Element data from apps and pages:
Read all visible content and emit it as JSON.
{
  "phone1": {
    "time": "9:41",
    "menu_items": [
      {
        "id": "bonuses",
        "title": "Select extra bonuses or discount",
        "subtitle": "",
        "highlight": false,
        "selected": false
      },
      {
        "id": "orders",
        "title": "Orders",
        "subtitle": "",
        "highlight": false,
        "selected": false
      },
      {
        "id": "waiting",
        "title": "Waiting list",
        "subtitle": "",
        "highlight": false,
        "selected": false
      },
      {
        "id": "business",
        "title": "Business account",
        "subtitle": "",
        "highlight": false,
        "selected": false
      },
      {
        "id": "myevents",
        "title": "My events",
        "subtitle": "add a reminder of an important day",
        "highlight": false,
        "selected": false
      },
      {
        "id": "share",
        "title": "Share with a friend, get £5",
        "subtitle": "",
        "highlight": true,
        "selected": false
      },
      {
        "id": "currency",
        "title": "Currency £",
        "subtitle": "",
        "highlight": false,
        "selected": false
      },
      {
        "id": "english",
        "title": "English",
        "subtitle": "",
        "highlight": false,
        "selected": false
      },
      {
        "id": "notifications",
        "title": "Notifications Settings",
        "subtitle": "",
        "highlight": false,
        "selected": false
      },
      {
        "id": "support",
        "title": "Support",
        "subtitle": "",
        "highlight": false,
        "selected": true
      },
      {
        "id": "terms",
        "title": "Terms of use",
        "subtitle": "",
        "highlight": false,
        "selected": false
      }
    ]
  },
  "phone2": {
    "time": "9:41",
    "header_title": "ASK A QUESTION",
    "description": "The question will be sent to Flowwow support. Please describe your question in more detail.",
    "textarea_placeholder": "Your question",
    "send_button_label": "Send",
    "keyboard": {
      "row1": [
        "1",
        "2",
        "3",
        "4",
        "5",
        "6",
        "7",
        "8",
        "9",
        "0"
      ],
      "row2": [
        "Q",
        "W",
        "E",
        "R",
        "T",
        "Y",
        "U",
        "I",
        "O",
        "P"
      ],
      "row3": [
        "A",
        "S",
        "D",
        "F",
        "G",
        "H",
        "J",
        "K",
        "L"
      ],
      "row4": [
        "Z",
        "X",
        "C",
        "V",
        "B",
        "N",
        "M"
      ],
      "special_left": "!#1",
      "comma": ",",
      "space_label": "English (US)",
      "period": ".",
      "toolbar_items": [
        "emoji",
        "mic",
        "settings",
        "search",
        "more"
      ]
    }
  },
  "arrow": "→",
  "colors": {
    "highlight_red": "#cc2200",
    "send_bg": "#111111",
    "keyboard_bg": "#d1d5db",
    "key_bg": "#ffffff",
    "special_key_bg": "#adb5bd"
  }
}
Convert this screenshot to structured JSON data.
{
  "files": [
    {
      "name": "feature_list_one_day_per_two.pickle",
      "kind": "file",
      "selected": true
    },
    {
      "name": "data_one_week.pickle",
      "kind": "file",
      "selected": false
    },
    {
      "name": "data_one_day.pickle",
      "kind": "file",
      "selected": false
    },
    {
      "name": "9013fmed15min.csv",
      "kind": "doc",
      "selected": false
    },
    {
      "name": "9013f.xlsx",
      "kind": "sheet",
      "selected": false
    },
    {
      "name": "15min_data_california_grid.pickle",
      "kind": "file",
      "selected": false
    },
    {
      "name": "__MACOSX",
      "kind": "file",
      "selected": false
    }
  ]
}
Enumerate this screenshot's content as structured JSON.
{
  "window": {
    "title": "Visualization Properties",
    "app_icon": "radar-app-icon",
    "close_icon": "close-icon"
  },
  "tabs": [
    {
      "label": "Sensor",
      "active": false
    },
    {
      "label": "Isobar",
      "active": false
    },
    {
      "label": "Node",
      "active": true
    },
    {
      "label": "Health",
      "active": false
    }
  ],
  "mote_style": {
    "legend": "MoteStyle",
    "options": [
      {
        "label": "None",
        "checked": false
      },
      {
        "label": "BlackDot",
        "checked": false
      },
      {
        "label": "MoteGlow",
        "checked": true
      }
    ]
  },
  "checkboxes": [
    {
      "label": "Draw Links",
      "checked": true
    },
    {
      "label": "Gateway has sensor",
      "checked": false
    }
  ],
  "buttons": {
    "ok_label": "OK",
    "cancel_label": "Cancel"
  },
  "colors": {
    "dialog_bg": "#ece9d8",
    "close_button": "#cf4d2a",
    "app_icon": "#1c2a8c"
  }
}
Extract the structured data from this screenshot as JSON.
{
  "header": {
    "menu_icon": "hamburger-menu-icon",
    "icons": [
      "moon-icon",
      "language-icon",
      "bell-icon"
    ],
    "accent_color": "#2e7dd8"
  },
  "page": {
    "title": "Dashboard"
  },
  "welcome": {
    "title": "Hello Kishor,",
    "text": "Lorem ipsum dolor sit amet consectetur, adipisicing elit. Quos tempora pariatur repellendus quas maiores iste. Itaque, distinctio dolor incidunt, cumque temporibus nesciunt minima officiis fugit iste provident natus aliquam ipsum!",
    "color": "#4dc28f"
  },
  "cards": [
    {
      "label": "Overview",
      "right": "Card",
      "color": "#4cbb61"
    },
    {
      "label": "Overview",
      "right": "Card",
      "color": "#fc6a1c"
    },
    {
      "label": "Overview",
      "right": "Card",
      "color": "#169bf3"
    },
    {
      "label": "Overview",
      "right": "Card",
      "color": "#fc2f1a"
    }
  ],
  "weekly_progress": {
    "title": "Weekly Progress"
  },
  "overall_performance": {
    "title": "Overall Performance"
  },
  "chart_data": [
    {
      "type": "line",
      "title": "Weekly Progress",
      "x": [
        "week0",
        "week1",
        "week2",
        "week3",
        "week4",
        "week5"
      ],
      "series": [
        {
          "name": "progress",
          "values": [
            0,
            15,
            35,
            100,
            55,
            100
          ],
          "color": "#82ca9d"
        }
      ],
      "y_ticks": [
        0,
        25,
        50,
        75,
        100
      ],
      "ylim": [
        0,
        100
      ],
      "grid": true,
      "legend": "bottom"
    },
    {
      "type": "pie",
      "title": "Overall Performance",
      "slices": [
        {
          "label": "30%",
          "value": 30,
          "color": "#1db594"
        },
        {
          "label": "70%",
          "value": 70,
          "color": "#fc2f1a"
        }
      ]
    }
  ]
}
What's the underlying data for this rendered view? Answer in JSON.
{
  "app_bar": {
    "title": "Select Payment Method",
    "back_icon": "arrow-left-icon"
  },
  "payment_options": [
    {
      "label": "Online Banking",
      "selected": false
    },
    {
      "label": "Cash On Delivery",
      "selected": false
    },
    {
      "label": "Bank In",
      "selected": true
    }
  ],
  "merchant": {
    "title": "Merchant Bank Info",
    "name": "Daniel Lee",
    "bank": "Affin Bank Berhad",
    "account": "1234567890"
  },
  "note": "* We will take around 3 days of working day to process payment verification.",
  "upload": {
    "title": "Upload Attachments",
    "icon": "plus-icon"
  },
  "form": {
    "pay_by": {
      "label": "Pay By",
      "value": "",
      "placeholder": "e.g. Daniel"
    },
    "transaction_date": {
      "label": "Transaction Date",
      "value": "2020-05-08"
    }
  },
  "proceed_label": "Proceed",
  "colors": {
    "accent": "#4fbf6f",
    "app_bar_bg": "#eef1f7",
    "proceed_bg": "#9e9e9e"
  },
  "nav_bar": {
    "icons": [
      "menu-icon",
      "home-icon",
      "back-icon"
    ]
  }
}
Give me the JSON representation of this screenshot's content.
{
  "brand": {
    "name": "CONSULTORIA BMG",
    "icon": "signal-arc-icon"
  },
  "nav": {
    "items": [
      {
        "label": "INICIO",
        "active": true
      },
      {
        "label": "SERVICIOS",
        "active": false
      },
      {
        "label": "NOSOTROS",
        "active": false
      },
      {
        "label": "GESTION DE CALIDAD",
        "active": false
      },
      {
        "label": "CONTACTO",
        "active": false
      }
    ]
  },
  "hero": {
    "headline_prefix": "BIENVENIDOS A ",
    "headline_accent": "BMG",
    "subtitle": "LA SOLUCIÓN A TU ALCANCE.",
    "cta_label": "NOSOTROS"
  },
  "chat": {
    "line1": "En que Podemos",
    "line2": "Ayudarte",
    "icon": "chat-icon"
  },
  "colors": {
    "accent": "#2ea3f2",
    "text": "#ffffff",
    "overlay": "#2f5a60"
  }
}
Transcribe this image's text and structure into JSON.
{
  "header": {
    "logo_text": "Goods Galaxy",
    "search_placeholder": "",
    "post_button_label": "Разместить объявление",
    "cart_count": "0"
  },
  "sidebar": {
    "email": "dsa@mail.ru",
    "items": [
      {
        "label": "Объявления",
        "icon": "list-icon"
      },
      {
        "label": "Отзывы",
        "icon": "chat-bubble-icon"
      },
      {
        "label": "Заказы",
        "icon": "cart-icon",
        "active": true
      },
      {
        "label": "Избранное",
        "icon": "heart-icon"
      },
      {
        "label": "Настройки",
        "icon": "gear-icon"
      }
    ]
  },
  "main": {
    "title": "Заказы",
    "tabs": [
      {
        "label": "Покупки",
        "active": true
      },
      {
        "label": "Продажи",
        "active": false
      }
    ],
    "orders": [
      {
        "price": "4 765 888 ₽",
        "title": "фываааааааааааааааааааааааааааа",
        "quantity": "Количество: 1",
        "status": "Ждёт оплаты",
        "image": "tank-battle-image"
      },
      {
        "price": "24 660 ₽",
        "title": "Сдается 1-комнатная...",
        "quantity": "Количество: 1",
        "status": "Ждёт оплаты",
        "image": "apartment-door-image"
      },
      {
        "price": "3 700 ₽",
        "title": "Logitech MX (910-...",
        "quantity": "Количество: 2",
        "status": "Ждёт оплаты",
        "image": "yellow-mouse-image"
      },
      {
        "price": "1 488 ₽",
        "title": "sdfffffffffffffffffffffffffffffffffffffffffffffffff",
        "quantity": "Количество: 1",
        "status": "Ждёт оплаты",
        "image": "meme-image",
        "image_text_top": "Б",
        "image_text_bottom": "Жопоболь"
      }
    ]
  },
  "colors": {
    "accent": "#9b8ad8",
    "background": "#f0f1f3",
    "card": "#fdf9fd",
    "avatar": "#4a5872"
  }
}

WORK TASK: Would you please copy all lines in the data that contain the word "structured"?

EXERCISE OUTPUT:
Convert this screenshot to structured JSON data.
Enumerate this screenshot's content as structured JSON.
Extract the structured data from this screenshot as JSON.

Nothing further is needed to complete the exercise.